And that vibrant episode on Día de los Muertos is just one of the five hour-long episodes that make Season 10 so special. A look at the Japanese American artists whose works came to define midcentury modernism in America, through the lens of their time in the internment camps; a biography of design and business matriarch Edith Heath of Heath Ceramics and the birth of true California style; a moving, heartbreakingly gorgeous history of Gospel music and Los Angeles’s role in its growth, as well as the activism that grew from it; and finally a portrait of iconic, mercurial, and sometimes controversial contemporary art dealer Jeffrey Deitch via an in-depth fly-on-the-wall documentary, which is unexpectedly candid, witty and eye-opening.
“I’m so proud of this season!” says Devis. “It truly is why ‘Artbound’ was invented.”
Top Image: "The Circle of Land and Sky" by Phillip K Smith III | Still from "Artbound" Desert X.
Troubling History Repeating? Art Examines Parallels Between Japanese American Internment and Today’s Migrants
Two new exhibitions explore the connection between World War II incarceration of Japanese Americans and the United States government’s more recent immigration and travel policies.
In the Lower Rio Grande Valley, 95 percent of butterfly habitat has disappeared, and one of its few places left to call home is at the mercy of the concrete U.S.-Mexico border wall.
In an era where architects typically majored in one style, he excelled in every architectural style, making him one of the most renowned architects throughout the world. Here are some of his lesser-known, but equally impressive projects.
Rosamund Stone Zander speaks on transforming our relationship with ourselves, each other and the world.
- 1 of 66
- next ›
From the typeface of “The Godfather” book cover to the Noguchi table, the influence of Japanese American artists and designers in postwar American art and design is unparalleled. Learn how the World War II incarceration affected their lives and creations.
"Artbound" looks at the dinnerware of Heath Ceramics and a design that has stood the test of time since the company began in the late 1940’s.
Inspired by Oaxacan traditions, Dia de Los Muertos was brought to L.A. in the '70s as a way to enrich and reclaim Chicano identity. It has since grown in proportions and is celebrated around the world.
Gospel music would not be what it is today if not for the impact left by Los Angeles in the late 60’s and early 70’s, a time defined by political movements across the country.
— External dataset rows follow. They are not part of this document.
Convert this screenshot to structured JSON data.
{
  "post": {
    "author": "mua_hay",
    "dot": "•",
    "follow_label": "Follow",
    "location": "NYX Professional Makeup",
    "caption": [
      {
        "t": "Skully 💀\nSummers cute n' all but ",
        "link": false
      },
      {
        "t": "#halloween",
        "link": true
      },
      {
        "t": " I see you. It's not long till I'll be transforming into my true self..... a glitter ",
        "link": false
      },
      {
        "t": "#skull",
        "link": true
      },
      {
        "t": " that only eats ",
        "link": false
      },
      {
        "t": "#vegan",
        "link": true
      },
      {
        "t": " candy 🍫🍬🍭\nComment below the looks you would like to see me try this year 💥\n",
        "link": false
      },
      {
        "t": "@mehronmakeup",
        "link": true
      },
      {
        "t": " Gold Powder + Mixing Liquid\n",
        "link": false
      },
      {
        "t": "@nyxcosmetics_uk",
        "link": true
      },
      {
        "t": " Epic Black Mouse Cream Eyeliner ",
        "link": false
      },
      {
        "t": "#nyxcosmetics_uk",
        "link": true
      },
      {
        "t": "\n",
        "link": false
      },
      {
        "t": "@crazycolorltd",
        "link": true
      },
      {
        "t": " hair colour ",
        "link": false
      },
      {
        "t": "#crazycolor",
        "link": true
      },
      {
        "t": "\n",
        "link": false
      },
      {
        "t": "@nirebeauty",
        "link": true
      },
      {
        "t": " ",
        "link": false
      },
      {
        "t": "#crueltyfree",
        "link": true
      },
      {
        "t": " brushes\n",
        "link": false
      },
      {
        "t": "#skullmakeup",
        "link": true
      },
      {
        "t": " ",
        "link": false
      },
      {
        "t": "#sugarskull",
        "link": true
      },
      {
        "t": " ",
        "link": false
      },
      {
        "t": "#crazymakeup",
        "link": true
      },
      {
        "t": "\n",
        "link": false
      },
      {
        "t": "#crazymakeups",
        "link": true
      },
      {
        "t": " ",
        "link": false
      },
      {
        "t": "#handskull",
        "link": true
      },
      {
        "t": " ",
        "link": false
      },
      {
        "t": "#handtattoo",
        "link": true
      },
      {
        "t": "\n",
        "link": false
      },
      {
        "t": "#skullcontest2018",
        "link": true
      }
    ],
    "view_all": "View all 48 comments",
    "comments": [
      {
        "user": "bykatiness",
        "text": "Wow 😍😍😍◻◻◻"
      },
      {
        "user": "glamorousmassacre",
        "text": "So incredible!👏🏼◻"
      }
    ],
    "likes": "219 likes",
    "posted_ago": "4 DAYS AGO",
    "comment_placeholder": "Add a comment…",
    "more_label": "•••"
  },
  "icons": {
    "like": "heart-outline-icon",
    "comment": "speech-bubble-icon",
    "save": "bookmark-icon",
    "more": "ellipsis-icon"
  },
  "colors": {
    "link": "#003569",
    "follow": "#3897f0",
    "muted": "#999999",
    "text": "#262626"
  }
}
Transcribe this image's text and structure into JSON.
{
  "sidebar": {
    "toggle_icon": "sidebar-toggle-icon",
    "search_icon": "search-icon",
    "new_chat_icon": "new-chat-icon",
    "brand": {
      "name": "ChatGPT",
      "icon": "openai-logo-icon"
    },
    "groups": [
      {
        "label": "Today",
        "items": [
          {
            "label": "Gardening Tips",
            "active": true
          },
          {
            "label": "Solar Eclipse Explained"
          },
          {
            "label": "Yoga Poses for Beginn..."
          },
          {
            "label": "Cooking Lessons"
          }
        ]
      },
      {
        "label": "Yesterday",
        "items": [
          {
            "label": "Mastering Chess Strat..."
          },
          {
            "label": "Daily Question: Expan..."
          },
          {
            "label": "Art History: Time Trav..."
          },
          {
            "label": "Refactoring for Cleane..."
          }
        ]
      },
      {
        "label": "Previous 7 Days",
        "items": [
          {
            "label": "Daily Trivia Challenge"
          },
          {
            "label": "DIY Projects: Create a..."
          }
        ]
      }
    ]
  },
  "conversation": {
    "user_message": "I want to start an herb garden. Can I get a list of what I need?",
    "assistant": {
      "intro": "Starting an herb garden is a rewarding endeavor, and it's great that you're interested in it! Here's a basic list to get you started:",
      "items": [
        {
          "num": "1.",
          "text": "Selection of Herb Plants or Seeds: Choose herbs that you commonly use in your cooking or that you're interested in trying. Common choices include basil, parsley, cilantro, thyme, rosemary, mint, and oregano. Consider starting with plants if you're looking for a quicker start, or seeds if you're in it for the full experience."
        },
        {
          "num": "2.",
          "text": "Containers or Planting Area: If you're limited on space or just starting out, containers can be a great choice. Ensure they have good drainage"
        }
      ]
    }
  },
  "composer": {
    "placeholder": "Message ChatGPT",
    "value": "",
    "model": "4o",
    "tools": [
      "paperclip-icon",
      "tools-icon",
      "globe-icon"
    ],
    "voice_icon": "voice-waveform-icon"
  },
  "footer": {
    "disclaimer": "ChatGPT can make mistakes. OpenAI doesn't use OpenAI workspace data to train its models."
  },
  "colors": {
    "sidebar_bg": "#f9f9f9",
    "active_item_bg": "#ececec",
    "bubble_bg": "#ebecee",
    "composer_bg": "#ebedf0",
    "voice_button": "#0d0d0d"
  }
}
A behind-the-scenes look at the contemporary art world through the eyes of a legendary art dealer and curator, Jeffrey Deitch.
- 1 of 11
- next ›